There is one catch. The IRS says the gift is taxable income.
Where are we going? To unrecognized Academy Award costs.
Acceptance Speech Costs
Using the economic definition of cost, there is always a sacrificed alternative when we thank someone. In a 45-second acceptance speech, choices have to be made.
Maybe because families got the most recognition, husbands were ignored?
Also, out of 1396 speeches before 2015, Steven Spielberg was an overwhelming favorite:
We should note that in 2016, there were fewer thank you’s in speeches. Told a ticker would display names as they spoke, the winners were urged to focus on more interesting content. (In 2017, I saw no ticker.)
It is also possible that you and I have helped to pay production and post production film costs through state tax credits and benefits.
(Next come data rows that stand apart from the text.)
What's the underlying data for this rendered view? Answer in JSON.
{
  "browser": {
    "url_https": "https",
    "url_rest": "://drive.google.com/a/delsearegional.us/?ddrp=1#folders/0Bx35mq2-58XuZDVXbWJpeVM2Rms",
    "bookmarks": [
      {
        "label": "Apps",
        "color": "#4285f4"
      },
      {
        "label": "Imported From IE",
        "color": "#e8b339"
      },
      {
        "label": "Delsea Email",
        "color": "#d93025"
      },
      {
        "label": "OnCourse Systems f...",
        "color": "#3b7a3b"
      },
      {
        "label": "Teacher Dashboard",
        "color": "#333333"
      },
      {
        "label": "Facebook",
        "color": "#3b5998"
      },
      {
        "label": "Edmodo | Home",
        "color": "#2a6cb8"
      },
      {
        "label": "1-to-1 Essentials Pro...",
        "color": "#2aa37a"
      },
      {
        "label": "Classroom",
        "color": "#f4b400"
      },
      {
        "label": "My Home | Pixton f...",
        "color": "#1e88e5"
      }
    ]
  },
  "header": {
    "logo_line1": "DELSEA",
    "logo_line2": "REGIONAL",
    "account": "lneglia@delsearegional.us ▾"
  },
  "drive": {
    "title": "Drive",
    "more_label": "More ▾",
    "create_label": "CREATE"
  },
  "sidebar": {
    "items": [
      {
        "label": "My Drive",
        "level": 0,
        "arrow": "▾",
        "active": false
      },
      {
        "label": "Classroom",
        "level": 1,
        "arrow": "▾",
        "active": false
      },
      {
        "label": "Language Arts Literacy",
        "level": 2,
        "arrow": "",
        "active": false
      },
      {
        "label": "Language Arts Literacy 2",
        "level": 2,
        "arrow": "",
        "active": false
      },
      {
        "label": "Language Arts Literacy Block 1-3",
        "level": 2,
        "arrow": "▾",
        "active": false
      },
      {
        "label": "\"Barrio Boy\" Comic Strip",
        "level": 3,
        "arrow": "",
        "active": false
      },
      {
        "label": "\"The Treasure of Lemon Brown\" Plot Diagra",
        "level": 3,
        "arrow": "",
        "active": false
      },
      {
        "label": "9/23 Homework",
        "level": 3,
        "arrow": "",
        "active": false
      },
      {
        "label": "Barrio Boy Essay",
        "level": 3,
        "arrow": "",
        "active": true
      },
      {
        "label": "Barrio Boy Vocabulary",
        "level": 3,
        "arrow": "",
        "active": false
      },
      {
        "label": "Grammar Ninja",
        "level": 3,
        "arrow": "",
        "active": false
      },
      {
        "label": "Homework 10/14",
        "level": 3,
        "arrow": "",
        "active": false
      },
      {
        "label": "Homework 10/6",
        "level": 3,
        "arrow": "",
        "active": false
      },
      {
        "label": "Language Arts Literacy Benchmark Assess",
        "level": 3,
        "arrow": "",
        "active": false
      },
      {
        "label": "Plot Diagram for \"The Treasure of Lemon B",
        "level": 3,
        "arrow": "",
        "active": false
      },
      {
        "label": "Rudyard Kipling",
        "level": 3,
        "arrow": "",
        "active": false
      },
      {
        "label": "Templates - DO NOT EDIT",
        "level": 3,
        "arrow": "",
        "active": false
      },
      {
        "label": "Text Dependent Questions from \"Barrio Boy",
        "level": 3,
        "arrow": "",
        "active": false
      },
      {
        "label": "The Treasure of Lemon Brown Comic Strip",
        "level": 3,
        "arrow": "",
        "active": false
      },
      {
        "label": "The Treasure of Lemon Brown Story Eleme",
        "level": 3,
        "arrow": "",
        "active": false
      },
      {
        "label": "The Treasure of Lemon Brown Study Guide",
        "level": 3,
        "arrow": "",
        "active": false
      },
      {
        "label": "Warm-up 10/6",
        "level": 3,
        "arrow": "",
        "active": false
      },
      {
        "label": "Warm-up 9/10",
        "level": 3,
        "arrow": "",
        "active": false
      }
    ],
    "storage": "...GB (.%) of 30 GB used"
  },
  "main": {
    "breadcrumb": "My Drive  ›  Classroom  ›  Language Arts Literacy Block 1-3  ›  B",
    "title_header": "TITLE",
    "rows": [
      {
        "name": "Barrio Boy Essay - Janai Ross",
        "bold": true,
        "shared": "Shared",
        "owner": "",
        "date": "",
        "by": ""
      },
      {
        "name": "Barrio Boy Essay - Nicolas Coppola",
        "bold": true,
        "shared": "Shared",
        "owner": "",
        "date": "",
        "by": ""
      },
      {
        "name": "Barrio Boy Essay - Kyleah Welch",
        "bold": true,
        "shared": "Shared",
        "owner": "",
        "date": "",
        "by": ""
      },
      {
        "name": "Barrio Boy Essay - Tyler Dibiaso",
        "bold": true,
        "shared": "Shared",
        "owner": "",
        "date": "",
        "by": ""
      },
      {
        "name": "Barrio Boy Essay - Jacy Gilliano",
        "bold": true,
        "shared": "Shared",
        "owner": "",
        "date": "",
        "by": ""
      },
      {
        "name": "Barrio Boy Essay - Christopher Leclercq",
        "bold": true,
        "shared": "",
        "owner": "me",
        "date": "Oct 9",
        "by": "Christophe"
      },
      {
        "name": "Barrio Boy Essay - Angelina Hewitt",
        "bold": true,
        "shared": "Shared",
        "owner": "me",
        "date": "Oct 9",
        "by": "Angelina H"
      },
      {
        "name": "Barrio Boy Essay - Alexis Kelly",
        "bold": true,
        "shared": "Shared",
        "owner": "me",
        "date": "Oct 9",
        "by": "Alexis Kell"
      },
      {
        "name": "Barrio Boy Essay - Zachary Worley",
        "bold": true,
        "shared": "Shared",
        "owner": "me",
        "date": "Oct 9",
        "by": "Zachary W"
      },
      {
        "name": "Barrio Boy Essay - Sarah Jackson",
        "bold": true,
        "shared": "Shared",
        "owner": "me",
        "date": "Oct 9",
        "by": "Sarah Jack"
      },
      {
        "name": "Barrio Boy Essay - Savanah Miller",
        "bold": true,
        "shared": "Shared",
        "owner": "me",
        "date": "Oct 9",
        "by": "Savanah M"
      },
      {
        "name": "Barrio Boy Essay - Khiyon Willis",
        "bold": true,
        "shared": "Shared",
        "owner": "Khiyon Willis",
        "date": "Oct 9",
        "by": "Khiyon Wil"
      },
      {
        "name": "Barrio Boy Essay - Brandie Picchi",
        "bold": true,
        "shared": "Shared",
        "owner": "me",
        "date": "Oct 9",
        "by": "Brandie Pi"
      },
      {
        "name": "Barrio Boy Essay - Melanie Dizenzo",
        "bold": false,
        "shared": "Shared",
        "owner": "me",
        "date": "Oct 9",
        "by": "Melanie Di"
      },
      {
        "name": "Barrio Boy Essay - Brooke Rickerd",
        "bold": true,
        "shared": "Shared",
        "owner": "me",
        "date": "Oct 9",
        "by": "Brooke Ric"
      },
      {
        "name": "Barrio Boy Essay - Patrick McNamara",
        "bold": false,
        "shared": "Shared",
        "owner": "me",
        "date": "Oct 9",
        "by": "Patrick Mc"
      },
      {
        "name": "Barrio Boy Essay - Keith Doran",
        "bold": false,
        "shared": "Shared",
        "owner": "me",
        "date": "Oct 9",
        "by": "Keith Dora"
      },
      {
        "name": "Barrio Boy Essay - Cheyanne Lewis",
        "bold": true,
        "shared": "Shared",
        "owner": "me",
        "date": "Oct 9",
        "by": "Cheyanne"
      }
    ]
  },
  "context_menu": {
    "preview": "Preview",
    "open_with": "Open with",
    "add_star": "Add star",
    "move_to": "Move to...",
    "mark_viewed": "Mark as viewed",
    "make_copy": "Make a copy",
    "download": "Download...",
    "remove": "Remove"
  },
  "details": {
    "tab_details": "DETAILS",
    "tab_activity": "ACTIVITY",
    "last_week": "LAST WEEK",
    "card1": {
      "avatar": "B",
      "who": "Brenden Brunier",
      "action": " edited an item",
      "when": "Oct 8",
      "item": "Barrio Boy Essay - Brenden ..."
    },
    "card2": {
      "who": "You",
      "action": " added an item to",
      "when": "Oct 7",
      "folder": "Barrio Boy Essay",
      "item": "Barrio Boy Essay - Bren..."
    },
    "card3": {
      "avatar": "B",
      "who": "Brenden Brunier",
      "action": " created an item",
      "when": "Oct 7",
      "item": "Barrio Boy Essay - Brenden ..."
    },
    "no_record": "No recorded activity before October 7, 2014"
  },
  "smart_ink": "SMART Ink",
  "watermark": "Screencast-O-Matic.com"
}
New Yorkers helped out with Manchester By the Sea, Georgia provided money to Hidden Figures and Pennsylvania subsidized Fences. However, La La Land got none of the California Film Commission’s $330 million.
Our Bottom Line: No Free Lunch
Remembering there is never any such thing as a free lunch, still, let’s enjoy the awards this evening!
My sources and more: Knowing that tax credits can be sold, I found a list of recipients here but am not sure what they did with the money. Similarly, the description of the swag bags could not say who wouldn’t keep the 2017 “gift.” Finally, in addition to my thank you graphs, Slate had more. And, a recent paper said that tax credits did little for the states.
This post was slightly edited after it was published.